YOUR TASK ▸ Apart from the pictures, return every line of the listing exactly.

┌────────

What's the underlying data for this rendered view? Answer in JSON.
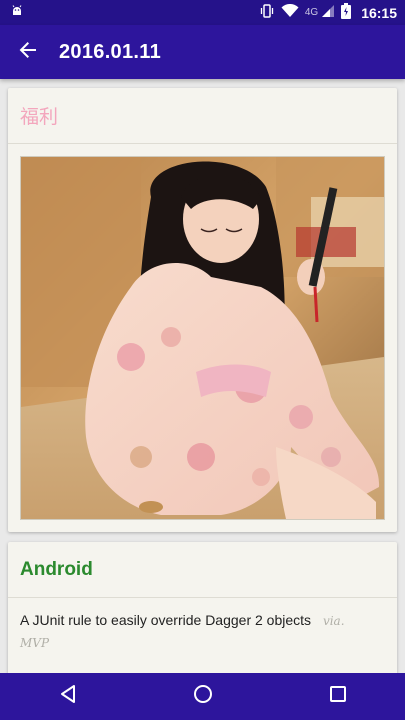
{
  "status_bar": {
    "network_label": "4G",
    "time": "16:15",
    "icons": [
      "android-debug-icon",
      "vibrate-icon",
      "wifi-icon",
      "signal-icon",
      "battery-icon"
    ]
  },
  "app_bar": {
    "title": "2016.01.11",
    "back_icon": "arrow-left-icon"
  },
  "cards": [
    {
      "category": "福利",
      "category_color": "#f3a6bd",
      "image_description_icon": "photo"
    },
    {
      "category": "Android",
      "category_color": "#2b8a2e",
      "items": [
        {
          "title": "A JUnit rule to easily override Dagger 2 objects",
          "via_label": "via.",
          "author": "MVP"
        }
      ]
    }
  ],
  "nav_bar": {
    "icons": [
      "back-triangle-icon",
      "home-circle-icon",
      "recents-square-icon"
    ]
  },
  "colors": {
    "primary": "#2d159c",
    "primary_dark": "#25128a",
    "card_bg": "#f5f4ee"
  }
}
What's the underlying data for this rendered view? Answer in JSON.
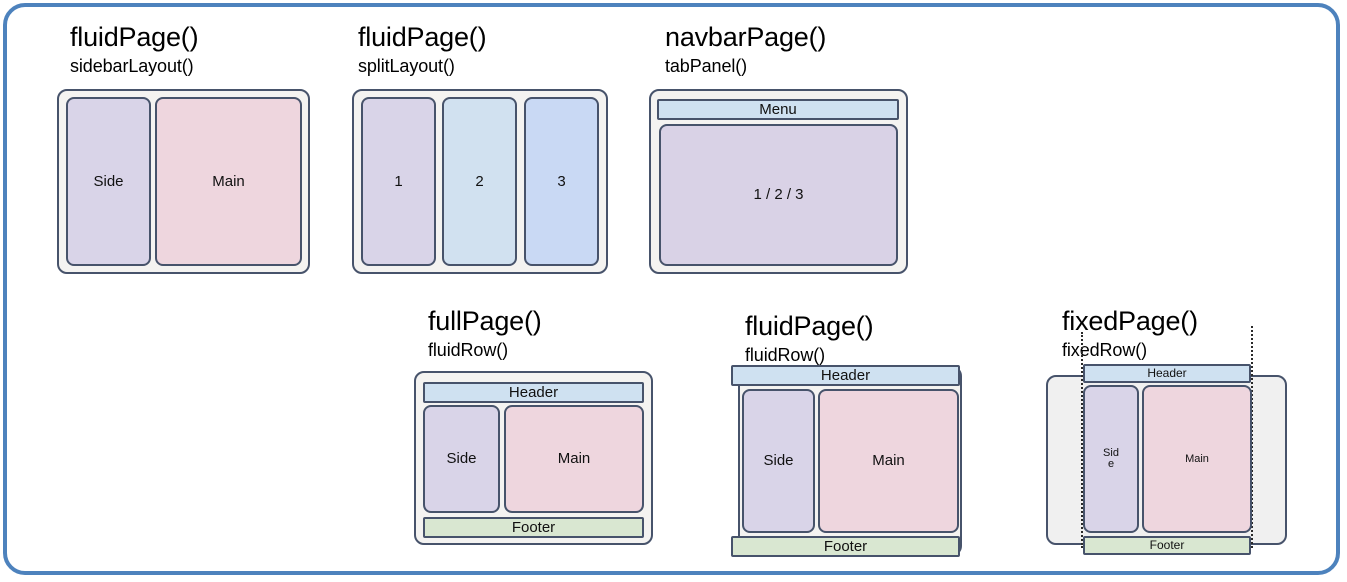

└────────

EXERCISE RESULT ▸
What's the underlying data for this rendered view? Answer in JSON.
{
  "status_bar": {
    "network_label": "4G",
    "time": "16:15",
    "icons": [
      "android-debug-icon",
      "vibrate-icon",
      "wifi-icon",
      "signal-icon",
      "battery-icon"
    ]
  },
  "app_bar": {
    "title": "2016.01.11",
    "back_icon": "arrow-left-icon"
  },
  "cards": [
    {
      "category": "福利",
      "category_color": "#f3a6bd",
      "image_description_icon": "photo"
    },
    {
      "category": "Android",
      "category_color": "#2b8a2e",
      "items": [
        {
          "title": "A JUnit rule to easily override Dagger 2 objects",
          "via_label": "via.",
          "author": "MVP"
        }
      ]
    }
  ],
  "nav_bar": {
    "icons": [
      "back-triangle-icon",
      "home-circle-icon",
      "recents-square-icon"
    ]
  },
  "colors": {
    "primary": "#2d159c",
    "primary_dark": "#25128a",
    "card_bg": "#f5f4ee"
  }
}
What's the underlying data for this rendered view? Answer in JSON.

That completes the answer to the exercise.